Mentor yourself by setting goals
DOES KAREN Peetz, the most powerful woman on Wall Street, have time to share her insights on making it to the top? Slotting in an interview at 7am while waiting to board a flight in Rome, what she has to say makes clear she is committed to making the time when it comes to helping women to succeed.
The vice-chair and chief executive of financial markets and treasury services at BNY Mellon, responsible for more than 40 per cent of the company’s revenue, was last year named American Banker’s “Most Powerful Woman in Banking”.
Peetz credits mentoring with helping her to thrive. “When I look back now on my 30 years in banking, I was fortunate that, at every stage, someone, and it was always a man, sort of took an interest in me and opened doors,” the Pennsylvania State University science graduate says.
“It was also someone who had the power to create opportunities for me and put me in positions that helped me very much.”
Peetz joined BNY Mellon in 1998, poached from JPMorgan Chase, where she held a variety of sales and management positions, including one that saw her uproot her husband and two children for an assignment in London.
Progressively expanding her responsibilities at BNY Mellon, the team she now leads serves clients globally and includes 17,000 employees in 76 cities, 40 of which are outside her US base.
Now a mentor herself to men and women rising through the ranks of BNY Mellon, a company that employs more than 1,700 people in Ireland, Peetz says women, in particular, need to be frank and unambiguous about their goals.
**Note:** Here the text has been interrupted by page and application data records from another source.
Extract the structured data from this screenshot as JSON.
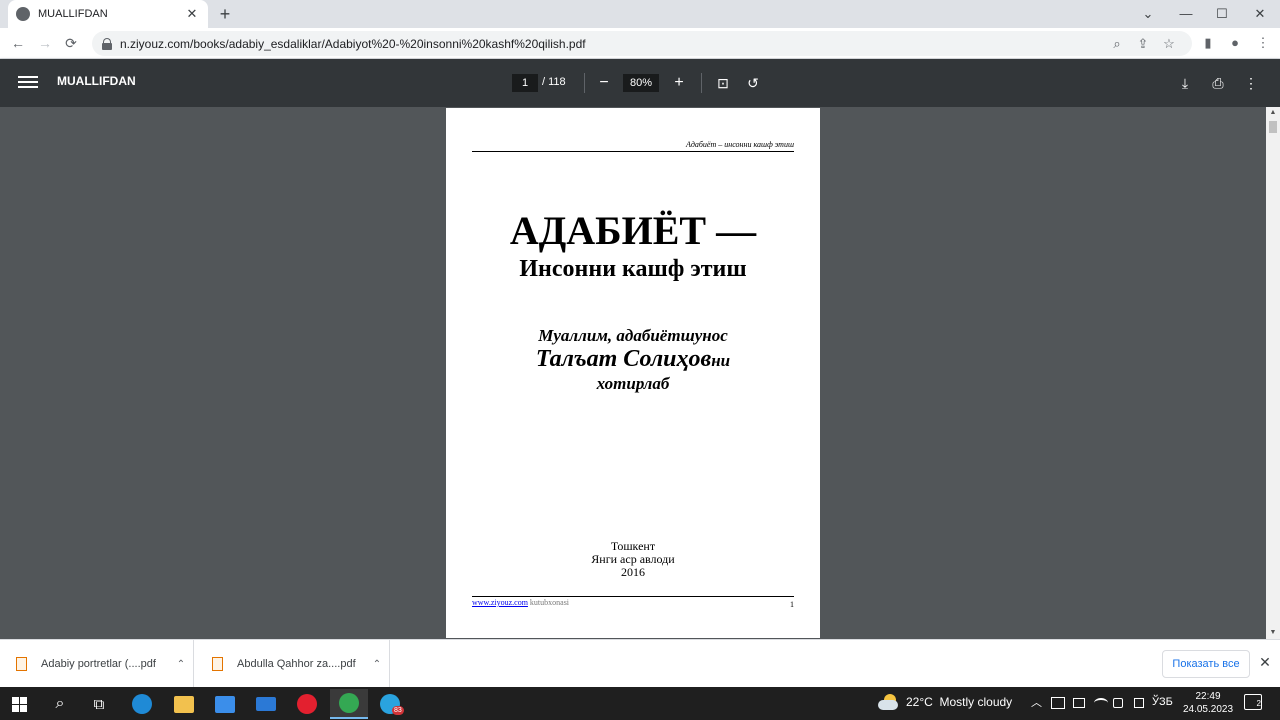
{
  "browser": {
    "tab": {
      "title": "MUALLIFDAN",
      "close": "✕"
    },
    "new_tab": "+",
    "window": {
      "minimize": "⌄",
      "restore": "—",
      "maximize": "☐",
      "close": "✕"
    },
    "nav": {
      "back": "←",
      "forward": "→",
      "reload": "⟳"
    },
    "address": {
      "url": "n.ziyouz.com/books/adabiy_esdaliklar/Adabiyot%20-%20insonni%20kashf%20qilish.pdf"
    },
    "omni_icons": {
      "zoom": "⌕",
      "share": "⇪",
      "bookmark": "☆"
    },
    "tool_icons": {
      "sidepanel": "▮",
      "profile": "●",
      "menu": "⋮"
    }
  },
  "pdf_toolbar": {
    "title": "MUALLIFDAN",
    "page_current": "1",
    "page_total": "/ 118",
    "zoom_out": "−",
    "zoom_value": "80%",
    "zoom_in": "+",
    "fit_icon": "⊡",
    "rotate_icon": "↺",
    "download_icon": "⤓",
    "print_icon": "⎙",
    "more_icon": "⋮"
  },
  "pdf_page": {
    "running_header": "Адабиёт – инсонни кашф этиш",
    "title": "АДАБИЁТ —",
    "subtitle": "Инсонни кашф этиш",
    "author_line1": "Муаллим, адабиётшунос",
    "author_name": "Талъат Солиҳов",
    "author_name_suffix": "ни",
    "author_line3": "хотирлаб",
    "city": "Тошкент",
    "publisher": "Янги аср авлоди",
    "year": "2016",
    "footer_link": "www.ziyouz.com",
    "footer_library": "kutubxonasi",
    "page_number": "1"
  },
  "scrollbar": {
    "up": "▲",
    "down": "▼"
  },
  "downloads": {
    "items": [
      {
        "name": "Adabiy portretlar (....pdf",
        "chevron": "⌃"
      },
      {
        "name": "Abdulla Qahhor za....pdf",
        "chevron": "⌃"
      }
    ],
    "show_all": "Показать все",
    "close": "✕"
  },
  "taskbar": {
    "search_icon": "⌕",
    "taskview_icon": "⧉",
    "telegram_badge": "83",
    "weather": {
      "temp": "22°C",
      "desc": "Mostly cloudy"
    },
    "tray": {
      "chevron": "︿",
      "lang": "ЎЗБ"
    },
    "time": "22:49",
    "date": "24.05.2023",
    "notifications": "2",
    "colors": {
      "edge": "#1f8ad6",
      "explorer": "#f2c14e",
      "store": "#3b8eea",
      "mail": "#2b79d6",
      "opera": "#e3202f",
      "chrome": "#34a853",
      "telegram": "#2aa3df"
    }
  }
}
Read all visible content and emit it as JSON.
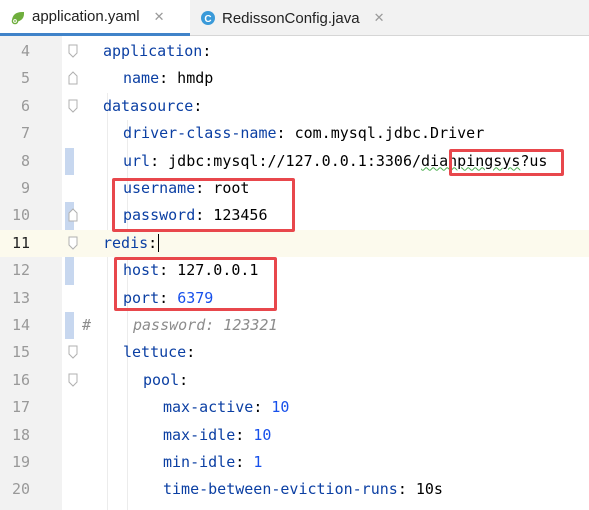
{
  "tabs": [
    {
      "label": "application.yaml",
      "active": true,
      "icon": "yaml-file-icon"
    },
    {
      "label": "RedissonConfig.java",
      "active": false,
      "icon": "java-class-icon"
    }
  ],
  "close_glyph": "✕",
  "lines": [
    {
      "num": "4",
      "t0": "application",
      "t1": ":"
    },
    {
      "num": "5",
      "t0": "name",
      "t1": ": hmdp"
    },
    {
      "num": "6",
      "t0": "datasource",
      "t1": ":"
    },
    {
      "num": "7",
      "t0": "driver-class-name",
      "t1": ": com.mysql.jdbc.Driver"
    },
    {
      "num": "8",
      "t0": "url",
      "t1": ": jdbc:mysql://127.0.0.1:3306/",
      "t2": "dianpingsys",
      "t3": "?us"
    },
    {
      "num": "9",
      "t0": "username",
      "t1": ": root"
    },
    {
      "num": "10",
      "t0": "password",
      "t1": ": 123456"
    },
    {
      "num": "11",
      "t0": "redis",
      "t1": ":"
    },
    {
      "num": "12",
      "t0": "host",
      "t1": ": 127.0.0.1"
    },
    {
      "num": "13",
      "t0": "port",
      "t1": ": ",
      "t2": "6379"
    },
    {
      "num": "14",
      "hash": "#",
      "comment": "password: 123321"
    },
    {
      "num": "15",
      "t0": "lettuce",
      "t1": ":"
    },
    {
      "num": "16",
      "t0": "pool",
      "t1": ":"
    },
    {
      "num": "17",
      "t0": "max-active",
      "t1": ": ",
      "t2": "10"
    },
    {
      "num": "18",
      "t0": "max-idle",
      "t1": ": ",
      "t2": "10"
    },
    {
      "num": "19",
      "t0": "min-idle",
      "t1": ": ",
      "t2": "1"
    },
    {
      "num": "20",
      "t0": "time-between-eviction-runs",
      "t1": ": 10s"
    }
  ],
  "colors": {
    "key": "#0b3fa3",
    "number": "#1750eb",
    "comment": "#8c8c8c",
    "highlight_box": "#e8474c",
    "active_tab_underline": "#4083c9"
  }
}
“You should be very open about your interests and your ambitions so you can offset any natural tendency to think you wouldn’t want to do this or that because you have two kids and you’re not interested. I think you have to be quite explicit.”
She says that, when it comes to finding a mentor, it should be someone you admire. “You can initiate the relationship with them. I’m often asked to provide advice and mentor different people, so I think you shouldn’t be bashful to ask for help.”
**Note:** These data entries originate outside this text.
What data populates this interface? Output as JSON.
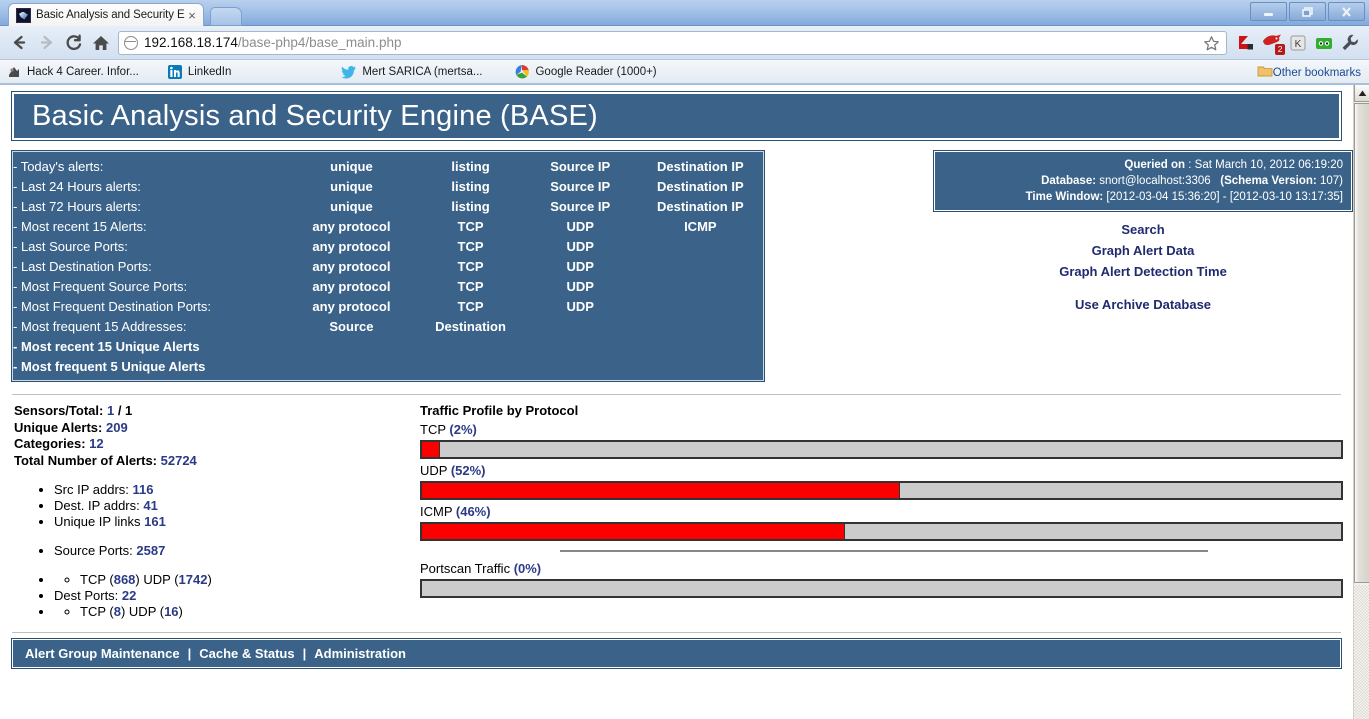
{
  "browser": {
    "tab_title": "Basic Analysis and Security En",
    "tab_close_label": "×",
    "url_host": "192.168.18.174",
    "url_path": "/base-php4/base_main.php",
    "minimize_label": "–",
    "restore_label": "❐",
    "close_label": "✕",
    "bookmarks": [
      {
        "label": "Hack 4 Career. Infor...",
        "icon": "hack4career-icon"
      },
      {
        "label": "LinkedIn",
        "icon": "linkedin-icon"
      },
      {
        "label": "Mert SARICA (mertsa...",
        "icon": "twitter-icon"
      },
      {
        "label": "Google Reader (1000+)",
        "icon": "google-reader-icon"
      }
    ],
    "other_bookmarks": "Other bookmarks",
    "extensions": [
      {
        "name": "kaspersky-icon"
      },
      {
        "name": "adblock-bird-icon",
        "badge": "2"
      },
      {
        "name": "keyboard-k-icon"
      },
      {
        "name": "robot-green-icon"
      },
      {
        "name": "wrench-menu-icon"
      }
    ]
  },
  "page": {
    "banner_title": "Basic Analysis and Security Engine (BASE)",
    "menu_rows": [
      {
        "label": "- Today's alerts:",
        "bold": false,
        "links": [
          "unique",
          "listing",
          "Source IP",
          "Destination IP"
        ]
      },
      {
        "label": "- Last 24 Hours alerts:",
        "bold": false,
        "links": [
          "unique",
          "listing",
          "Source IP",
          "Destination IP"
        ]
      },
      {
        "label": "- Last 72 Hours alerts:",
        "bold": false,
        "links": [
          "unique",
          "listing",
          "Source IP",
          "Destination IP"
        ]
      },
      {
        "label": "- Most recent 15 Alerts:",
        "bold": false,
        "links": [
          "any protocol",
          "TCP",
          "UDP",
          "ICMP"
        ]
      },
      {
        "label": "- Last Source Ports:",
        "bold": false,
        "links": [
          "any protocol",
          "TCP",
          "UDP",
          ""
        ]
      },
      {
        "label": "- Last Destination Ports:",
        "bold": false,
        "links": [
          "any protocol",
          "TCP",
          "UDP",
          ""
        ]
      },
      {
        "label": "- Most Frequent Source Ports:",
        "bold": false,
        "links": [
          "any protocol",
          "TCP",
          "UDP",
          ""
        ]
      },
      {
        "label": "- Most Frequent Destination Ports:",
        "bold": false,
        "links": [
          "any protocol",
          "TCP",
          "UDP",
          ""
        ]
      },
      {
        "label": "- Most frequent 15 Addresses:",
        "bold": false,
        "links": [
          "Source",
          "Destination",
          "",
          ""
        ]
      },
      {
        "label": "- Most recent 15 Unique Alerts",
        "bold": true,
        "links": [
          "",
          "",
          "",
          ""
        ]
      },
      {
        "label": "- Most frequent 5 Unique Alerts",
        "bold": true,
        "links": [
          "",
          "",
          "",
          ""
        ]
      }
    ],
    "info": {
      "queried_label": "Queried on",
      "queried_value": ": Sat March 10, 2012 06:19:20",
      "database_label": "Database:",
      "database_value": "snort@localhost:3306",
      "schema_label": "(Schema Version:",
      "schema_value": "107)",
      "timewindow_label": "Time Window:",
      "timewindow_value": "[2012-03-04 15:36:20] - [2012-03-10 13:17:35]"
    },
    "right_links": [
      "Search",
      "Graph Alert Data",
      "Graph Alert Detection Time",
      "Use Archive Database"
    ],
    "stats": {
      "sensors_label": "Sensors/Total:",
      "sensors_value": "1",
      "sensors_total": "/ 1",
      "unique_alerts_label": "Unique Alerts:",
      "unique_alerts_value": "209",
      "categories_label": "Categories:",
      "categories_value": "12",
      "total_alerts_label": "Total Number of Alerts:",
      "total_alerts_value": "52724",
      "src_ip_label": "Src IP addrs:",
      "src_ip_value": "116",
      "dest_ip_label": "Dest. IP addrs:",
      "dest_ip_value": "41",
      "unique_links_label": "Unique IP links",
      "unique_links_value": "161",
      "source_ports_label": "Source Ports:",
      "source_ports_value": "2587",
      "source_ports_tcp_label": "TCP (",
      "source_ports_tcp_value": "868",
      "source_ports_tcp_close": ")",
      "source_ports_udp_label": "UDP (",
      "source_ports_udp_value": "1742",
      "source_ports_udp_close": ")",
      "dest_ports_label": "Dest Ports:",
      "dest_ports_value": "22",
      "dest_ports_tcp_label": "TCP (",
      "dest_ports_tcp_value": "8",
      "dest_ports_tcp_close": ")",
      "dest_ports_udp_label": "UDP (",
      "dest_ports_udp_value": "16",
      "dest_ports_udp_close": ")"
    },
    "footer_links": [
      "Alert Group Maintenance",
      "Cache & Status",
      "Administration"
    ],
    "footer_sep": "|"
  },
  "chart_data": {
    "type": "bar",
    "title": "Traffic Profile by Protocol",
    "orientation": "horizontal",
    "categories": [
      "TCP",
      "UDP",
      "ICMP",
      "Portscan Traffic"
    ],
    "values": [
      2,
      52,
      46,
      0
    ],
    "value_labels": [
      "(2%)",
      "(52%)",
      "(46%)",
      "(0%)"
    ],
    "xlabel": "",
    "ylabel": "",
    "xlim": [
      0,
      100
    ],
    "unit": "%",
    "grid": false,
    "legend": "none",
    "bar_color": "#fc0000",
    "track_color": "#cccccc",
    "border_color": "#333333",
    "label_color": "#2b3a86"
  },
  "colors": {
    "base_blue": "#3b6389",
    "link_navy": "#202a6e",
    "value_navy": "#2b3a86",
    "bar_red": "#fc0000",
    "bar_track": "#cccccc"
  }
}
But when you find a mentor, she says, be prepared to hear the truth. It’s the more honest, coaching-type feedback that’s critical, she says.
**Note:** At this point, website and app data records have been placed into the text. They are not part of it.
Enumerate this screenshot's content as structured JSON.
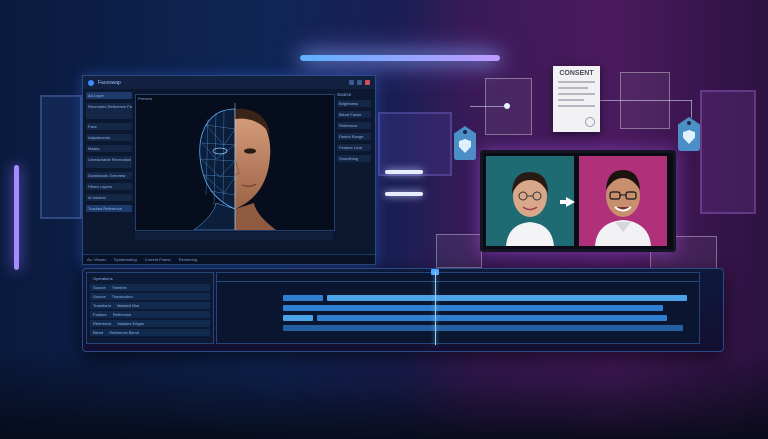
{
  "editor": {
    "title": "Faceswap",
    "preview_label": "Preview",
    "right_header": "Source",
    "left_items": [
      "Ad Layer",
      "Recreated Reference Face",
      "Face",
      "Adjustments",
      "Masks",
      "Unreachable Recreation",
      "Downloads Overview",
      "Filters Layers",
      "Ai tracked",
      "Tracked Reference"
    ],
    "right_items": [
      "Brightness",
      "Blend Factor",
      "Reference",
      "Detect Range",
      "Feature Lock",
      "Smoothing"
    ],
    "status_items": [
      "Ac: Viewer",
      "Synthesizing",
      "Current Frame",
      "Rendering"
    ]
  },
  "consent": {
    "title": "CONSENT"
  },
  "timeline": {
    "left_header": "Operations",
    "tracks": [
      {
        "name": "Source",
        "value": "Timeline"
      },
      {
        "name": "Source",
        "value": "Transcoded"
      },
      {
        "name": "Transform",
        "value": "Masked Blur"
      },
      {
        "name": "Feature",
        "value": "Reference"
      },
      {
        "name": "Reference",
        "value": "Masked Edges"
      },
      {
        "name": "Blend",
        "value": "Reference Blend"
      },
      {
        "name": "Blending",
        "value": "Reference"
      },
      {
        "name": "Output",
        "value": "Output"
      }
    ]
  },
  "colors": {
    "accent_blue": "#3f8cff",
    "accent_purple": "#a77dff",
    "face_left_bg": "#1f6b74",
    "face_right_bg": "#b0307a"
  }
}
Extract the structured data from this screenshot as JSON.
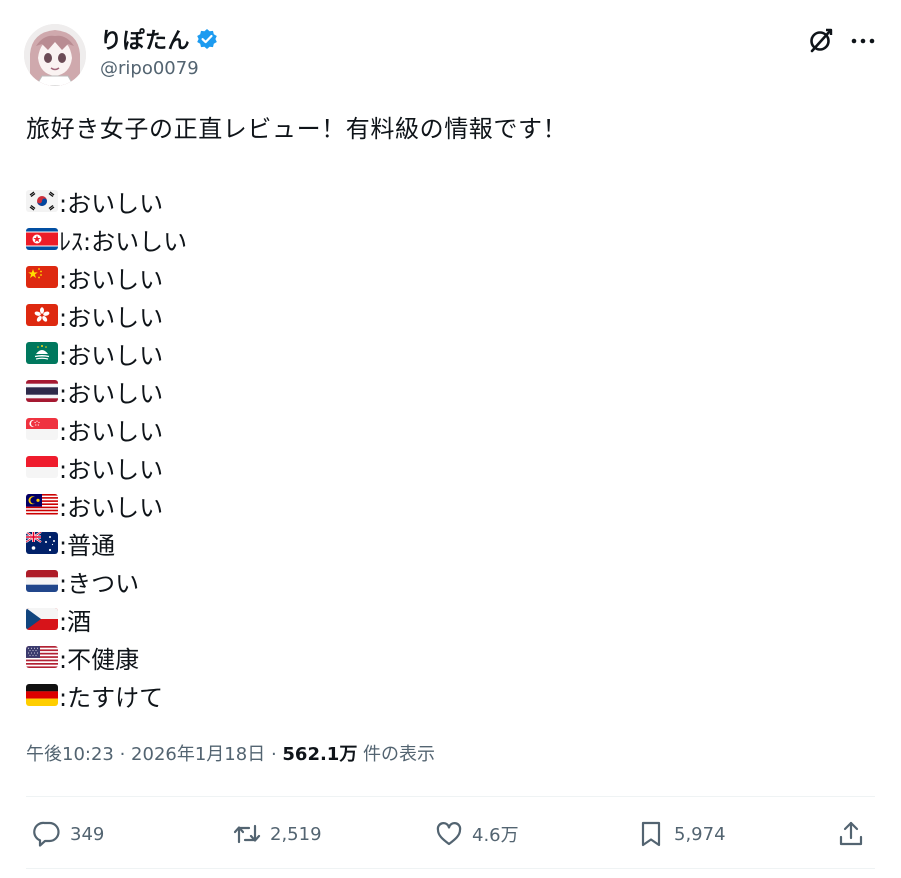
{
  "user": {
    "display_name": "りぽたん",
    "handle": "@ripo0079",
    "verified": true,
    "avatar_icon": "avatar-illustration"
  },
  "header_icons": [
    "grok-icon",
    "more-icon"
  ],
  "tweet": {
    "lead": "旅好き女子の正直レビュー！有料級の情報です！",
    "rows": [
      {
        "flag": "south-korea",
        "text": ":おいしい"
      },
      {
        "flag": "north-korea",
        "text": ":おいしい",
        "prefix": "ﾚｽ"
      },
      {
        "flag": "china",
        "text": ":おいしい"
      },
      {
        "flag": "hong-kong",
        "text": ":おいしい"
      },
      {
        "flag": "macau",
        "text": ":おいしい"
      },
      {
        "flag": "thailand",
        "text": ":おいしい"
      },
      {
        "flag": "singapore",
        "text": ":おいしい"
      },
      {
        "flag": "indonesia",
        "text": ":おいしい"
      },
      {
        "flag": "malaysia",
        "text": ":おいしい"
      },
      {
        "flag": "australia",
        "text": ":普通"
      },
      {
        "flag": "netherlands",
        "text": ":きつい"
      },
      {
        "flag": "czech",
        "text": ":酒"
      },
      {
        "flag": "usa",
        "text": ":不健康"
      },
      {
        "flag": "germany",
        "text": ":たすけて"
      }
    ]
  },
  "meta": {
    "time": "午後10:23",
    "sep": " · ",
    "date": "2026年1月18日",
    "views_count": "562.1万",
    "views_label": " 件の表示"
  },
  "actions": {
    "replies": "349",
    "reposts": "2,519",
    "likes": "4.6万",
    "bookmarks": "5,974"
  },
  "colors": {
    "text": "#0f1419",
    "secondary": "#536471",
    "verified": "#1d9bf0",
    "divider": "#eff3f4"
  }
}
“It tends to be the more subtle things that can make or break you, particularly when you get to more senior levels. Asking for that feedback and getting whoever it is you want to give it to you comfortable with the fact that you really want to hear it, that you’ll accept it and that you’ll incorporate it, is the first trick.”
Thanking the four mentors who guided her career in her acceptance speech at the 25 Most Powerful Women in Banking award ceremony last year, Peetz was specific about how they had coached her.
Of the BNY Mellon chief executive who poached her from JPMorgan Chase, she said: “He took the time to teach me communication techniques that helped me to be more effective.”
Another mentor “challenged me to step up to my power and take more responsibility”.
A third coached her on the “nuances of values-based leadership” while another said, “Whatever you do Karen, don’t get defensive”.
Women also need to make time to network to be successful, she says. “I think it’s a common problem that women believe that if they keep their head down and keep working, they’ll be noticed and they’ll be rewarded,” she says.